[Dataset rows for apps and sites]
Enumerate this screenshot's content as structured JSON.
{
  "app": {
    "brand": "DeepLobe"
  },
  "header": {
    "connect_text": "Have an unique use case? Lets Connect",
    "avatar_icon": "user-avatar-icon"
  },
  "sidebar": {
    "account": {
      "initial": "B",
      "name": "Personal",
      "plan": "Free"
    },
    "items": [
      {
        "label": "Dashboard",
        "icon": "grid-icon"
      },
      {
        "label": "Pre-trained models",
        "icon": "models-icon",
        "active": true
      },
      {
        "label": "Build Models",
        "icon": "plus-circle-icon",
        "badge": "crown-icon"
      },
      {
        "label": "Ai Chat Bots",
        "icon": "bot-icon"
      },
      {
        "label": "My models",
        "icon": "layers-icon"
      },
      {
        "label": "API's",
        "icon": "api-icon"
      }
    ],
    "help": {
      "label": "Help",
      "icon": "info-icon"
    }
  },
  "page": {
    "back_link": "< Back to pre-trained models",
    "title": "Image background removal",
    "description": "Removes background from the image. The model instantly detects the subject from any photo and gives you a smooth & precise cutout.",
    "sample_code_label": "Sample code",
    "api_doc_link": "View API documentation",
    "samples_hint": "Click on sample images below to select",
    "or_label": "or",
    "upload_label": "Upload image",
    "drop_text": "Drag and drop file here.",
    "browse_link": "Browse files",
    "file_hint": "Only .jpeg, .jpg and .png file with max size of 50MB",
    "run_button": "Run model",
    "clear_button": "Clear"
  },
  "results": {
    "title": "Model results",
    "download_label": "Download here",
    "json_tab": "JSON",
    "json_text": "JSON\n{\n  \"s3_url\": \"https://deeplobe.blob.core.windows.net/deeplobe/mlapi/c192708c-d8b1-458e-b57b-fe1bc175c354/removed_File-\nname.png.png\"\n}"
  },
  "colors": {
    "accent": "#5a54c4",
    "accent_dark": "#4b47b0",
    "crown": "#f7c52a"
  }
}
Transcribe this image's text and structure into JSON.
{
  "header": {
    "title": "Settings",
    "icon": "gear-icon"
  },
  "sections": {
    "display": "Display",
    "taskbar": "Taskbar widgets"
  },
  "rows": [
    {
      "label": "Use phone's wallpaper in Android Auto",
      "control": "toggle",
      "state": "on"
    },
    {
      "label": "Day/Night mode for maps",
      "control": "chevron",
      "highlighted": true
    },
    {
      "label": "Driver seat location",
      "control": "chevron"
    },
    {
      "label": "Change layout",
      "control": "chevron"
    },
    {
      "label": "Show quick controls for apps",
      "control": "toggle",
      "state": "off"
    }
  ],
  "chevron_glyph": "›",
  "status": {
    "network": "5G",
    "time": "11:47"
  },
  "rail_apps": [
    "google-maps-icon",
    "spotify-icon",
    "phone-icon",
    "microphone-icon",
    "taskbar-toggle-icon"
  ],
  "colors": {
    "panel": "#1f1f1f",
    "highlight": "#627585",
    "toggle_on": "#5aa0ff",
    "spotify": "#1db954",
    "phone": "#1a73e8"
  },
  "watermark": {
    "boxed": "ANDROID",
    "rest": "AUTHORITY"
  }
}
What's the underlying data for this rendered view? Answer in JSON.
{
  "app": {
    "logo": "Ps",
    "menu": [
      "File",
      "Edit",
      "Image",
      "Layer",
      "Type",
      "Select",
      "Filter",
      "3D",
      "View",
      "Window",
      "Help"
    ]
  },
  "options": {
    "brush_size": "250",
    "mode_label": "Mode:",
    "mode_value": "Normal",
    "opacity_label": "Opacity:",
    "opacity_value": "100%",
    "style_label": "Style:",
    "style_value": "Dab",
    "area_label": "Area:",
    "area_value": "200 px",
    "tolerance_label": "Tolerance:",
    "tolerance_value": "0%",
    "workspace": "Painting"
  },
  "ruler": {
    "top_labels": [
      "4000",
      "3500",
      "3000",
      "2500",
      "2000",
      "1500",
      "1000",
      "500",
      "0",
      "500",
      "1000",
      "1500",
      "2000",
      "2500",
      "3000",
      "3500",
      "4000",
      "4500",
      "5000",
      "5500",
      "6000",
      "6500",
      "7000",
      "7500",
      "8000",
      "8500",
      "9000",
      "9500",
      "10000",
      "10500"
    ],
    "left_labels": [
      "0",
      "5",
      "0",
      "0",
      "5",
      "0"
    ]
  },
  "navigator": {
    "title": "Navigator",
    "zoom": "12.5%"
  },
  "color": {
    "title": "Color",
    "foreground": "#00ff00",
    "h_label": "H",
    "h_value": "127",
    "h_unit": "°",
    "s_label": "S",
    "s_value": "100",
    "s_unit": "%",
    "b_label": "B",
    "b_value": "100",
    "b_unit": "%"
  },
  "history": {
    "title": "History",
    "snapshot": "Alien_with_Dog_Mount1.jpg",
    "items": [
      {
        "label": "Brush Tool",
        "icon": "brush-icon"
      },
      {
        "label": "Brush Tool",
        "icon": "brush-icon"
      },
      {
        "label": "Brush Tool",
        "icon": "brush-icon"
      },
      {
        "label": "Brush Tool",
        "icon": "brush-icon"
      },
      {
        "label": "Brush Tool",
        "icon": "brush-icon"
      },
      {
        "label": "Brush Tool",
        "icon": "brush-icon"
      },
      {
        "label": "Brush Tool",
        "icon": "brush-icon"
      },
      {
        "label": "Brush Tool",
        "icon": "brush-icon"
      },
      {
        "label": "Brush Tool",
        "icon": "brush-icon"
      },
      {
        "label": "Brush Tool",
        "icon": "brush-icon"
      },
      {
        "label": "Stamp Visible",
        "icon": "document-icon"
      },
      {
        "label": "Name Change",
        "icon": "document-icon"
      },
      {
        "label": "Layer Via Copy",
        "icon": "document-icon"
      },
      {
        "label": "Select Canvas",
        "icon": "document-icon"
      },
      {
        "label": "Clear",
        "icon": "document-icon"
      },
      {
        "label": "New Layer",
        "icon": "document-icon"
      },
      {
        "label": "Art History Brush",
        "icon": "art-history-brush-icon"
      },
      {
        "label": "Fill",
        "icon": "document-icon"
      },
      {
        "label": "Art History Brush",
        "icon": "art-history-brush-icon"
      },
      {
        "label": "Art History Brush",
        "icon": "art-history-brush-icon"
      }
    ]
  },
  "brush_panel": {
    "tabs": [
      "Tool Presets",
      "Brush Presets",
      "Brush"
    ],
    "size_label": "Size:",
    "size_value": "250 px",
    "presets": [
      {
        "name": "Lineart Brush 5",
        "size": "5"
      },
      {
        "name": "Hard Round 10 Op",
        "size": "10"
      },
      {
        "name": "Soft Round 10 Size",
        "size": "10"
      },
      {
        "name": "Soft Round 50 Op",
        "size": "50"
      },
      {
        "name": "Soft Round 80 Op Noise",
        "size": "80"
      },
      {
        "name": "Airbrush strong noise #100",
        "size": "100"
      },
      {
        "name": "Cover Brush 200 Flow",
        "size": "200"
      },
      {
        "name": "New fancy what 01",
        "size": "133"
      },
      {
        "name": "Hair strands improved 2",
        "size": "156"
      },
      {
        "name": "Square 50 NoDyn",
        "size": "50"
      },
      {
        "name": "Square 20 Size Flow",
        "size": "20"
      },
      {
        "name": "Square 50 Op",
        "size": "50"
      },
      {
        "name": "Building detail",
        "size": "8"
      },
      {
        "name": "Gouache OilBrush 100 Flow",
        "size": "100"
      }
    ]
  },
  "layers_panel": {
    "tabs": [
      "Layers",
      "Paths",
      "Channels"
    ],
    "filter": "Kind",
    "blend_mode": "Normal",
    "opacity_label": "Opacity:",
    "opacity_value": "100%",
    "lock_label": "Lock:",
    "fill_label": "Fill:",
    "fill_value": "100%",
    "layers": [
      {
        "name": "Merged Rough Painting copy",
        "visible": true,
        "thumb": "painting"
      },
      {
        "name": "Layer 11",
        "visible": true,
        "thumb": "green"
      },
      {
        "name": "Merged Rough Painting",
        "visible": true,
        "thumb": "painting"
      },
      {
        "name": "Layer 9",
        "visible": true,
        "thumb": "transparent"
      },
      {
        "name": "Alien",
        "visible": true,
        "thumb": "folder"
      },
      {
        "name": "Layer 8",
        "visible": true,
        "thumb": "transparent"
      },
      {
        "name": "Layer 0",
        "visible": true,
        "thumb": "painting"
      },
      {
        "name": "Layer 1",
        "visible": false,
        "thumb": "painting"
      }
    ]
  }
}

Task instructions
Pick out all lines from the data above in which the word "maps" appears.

Exercise result
      "label": "Day/Night mode for maps",
    "google-maps-icon",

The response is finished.